A lifelong devoted and practicing Catholic, she was a committed parishioner at St. Monica Catholic Church (Converse, TX). She was named after a saint: on her birth certificate her full name is San Juanita Gloria Gamez, and she always kept a statue of San Juanita and the Virgin Mary on her bedroom bureau draped with dried palm leaves collected from Holy Weeks. She was the type of person who would stay just a touch longer after Mass to kneel on a pew and offer special prayers for her loved ones. She always wore a silver cross around her neck and always gently made the sign of the cross on herself each time she traveled past a church or sacred site.
Later in life, Juanita was debilitated by severe arthritis and was diagnosed with Multiple Sclerosis, which also caused her severe discomfort, pain, and delimited her mobility. She also suffered from kidney complications. Her passing was caused by renal failure and natural causes.
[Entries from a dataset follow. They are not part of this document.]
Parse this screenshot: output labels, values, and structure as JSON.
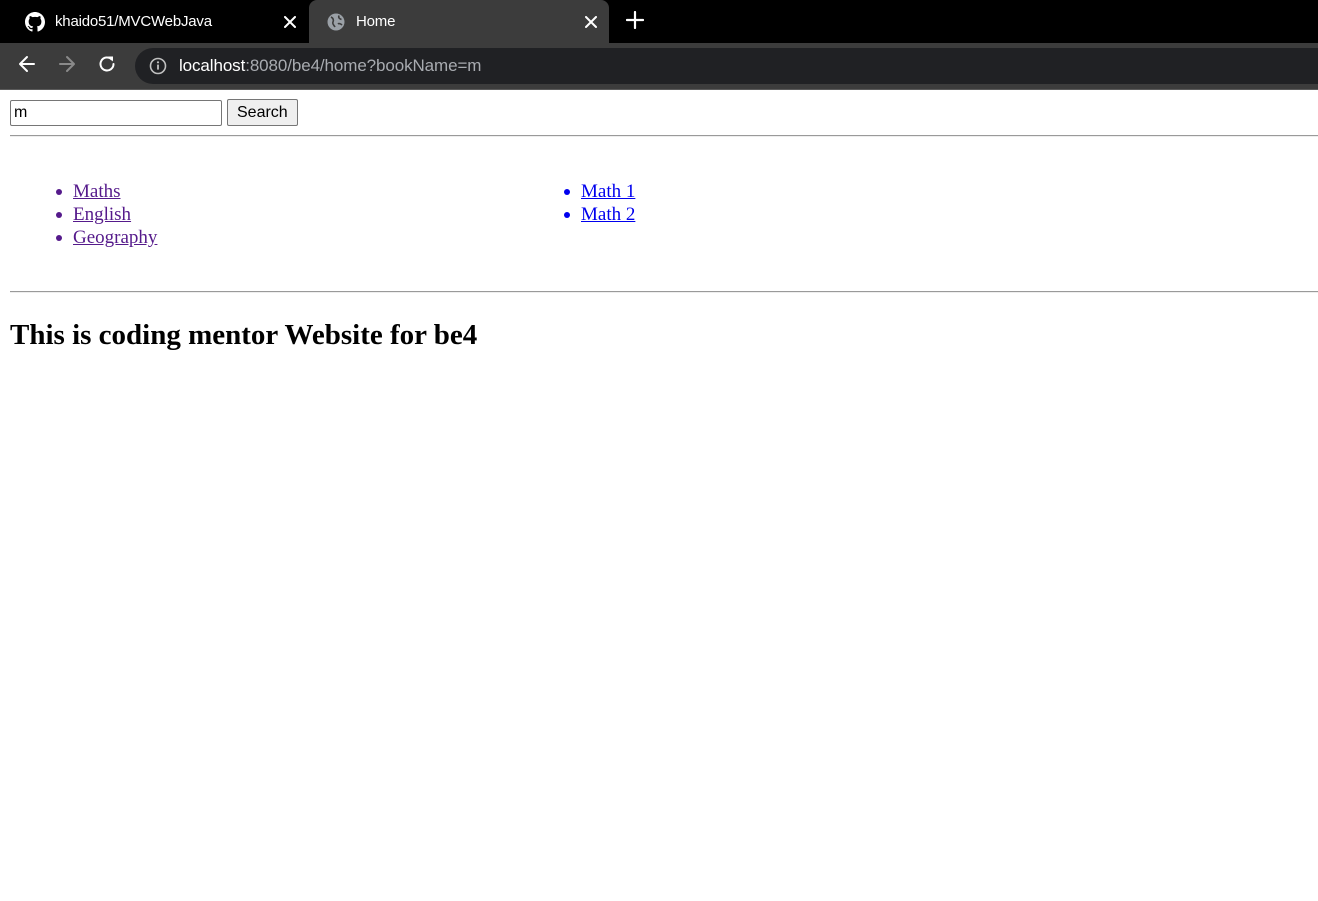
{
  "browser": {
    "tabs": [
      {
        "title": "khaido51/MVCWebJava",
        "favicon": "github-icon",
        "active": false
      },
      {
        "title": "Home",
        "favicon": "globe-icon",
        "active": true
      }
    ],
    "url": {
      "host": "localhost",
      "rest": ":8080/be4/home?bookName=m"
    }
  },
  "page": {
    "search": {
      "value": "m",
      "button_label": "Search"
    },
    "categories": [
      {
        "label": "Maths"
      },
      {
        "label": "English"
      },
      {
        "label": "Geography"
      }
    ],
    "books": [
      {
        "label": "Math 1"
      },
      {
        "label": "Math 2"
      }
    ],
    "heading": "This is coding mentor Website for be4"
  },
  "colors": {
    "visited_link": "#551a8b",
    "link": "#0000ee",
    "toolbar_bg": "#3c3c3c",
    "tabstrip_bg": "#000000"
  }
}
Juanita is preceded in death by her husband (2007), her mother (1963), her father (1973), and her younger brother Gilberto Gamez, Jr. (2021). Juanita is survived by her beloved daughters Irma Mayorga (Ph.D.) (Minneapolis, MN) and Hildegaard Mayorga (MBA) (San Antonio, TX) who grieve her passing but are glad she is no longer suffering from physical pain. She is also survived by her younger sisters Anjelica Ortegon, Bertha Gamez, and Victoria Guzman, her many nieces and nephews including Barbara Lopez, Letty Barron, and John David Guzman and her numerous grandnieces and grandnephews. She very much enjoyed sending each of her family members carefully chosen cards and notes via U.S. mail to celebrate their lives and mark special occasions such as holidays, birthdays, marriages, births, graduations, and personal accomplishments.
There will be no public funeral services for Juanita – her daughters will return her body to the earth in a private manner. Juanita always carried a rosary and prayer cards in her purse. We share the prayer below, copied from one of her prayer cards, because it offers thoughts that reflect how she cared for those in her life.
“I Said a Prayer For You Today”
I said a prayer for you today
And know God must have heard
I felt the answer in my heart
Although He spoke no word!
I didn’t ask for wealth or fame
(I knew you wouldn’t mind)
I asked Him to send treasures
Of a far more lasting kind!
I asked that He’d be near you
At the start of each new day
To grant you health and blessings
And friends to share your way!
I asked for happiness for you
In all things great and small
But it was for His loving care
I prayed the most of all!
If you are so moved to pay respects to Juanita’s life & memory (and in lieu of flowers), we suggest making a donation in Juanita Gamez Mayorga’s name to either of the following organizations, both of which she supported actively:
San Antonio Humane Society
4804 Fredericksburg Rd.
San Antonio, TX 78229
City of San Antonio Animal Care Services
4710 State Highway 151
San Antonio, TX 78227
Phone: 210-207-4PET (4738)
Visit Photo Gallery section to view photos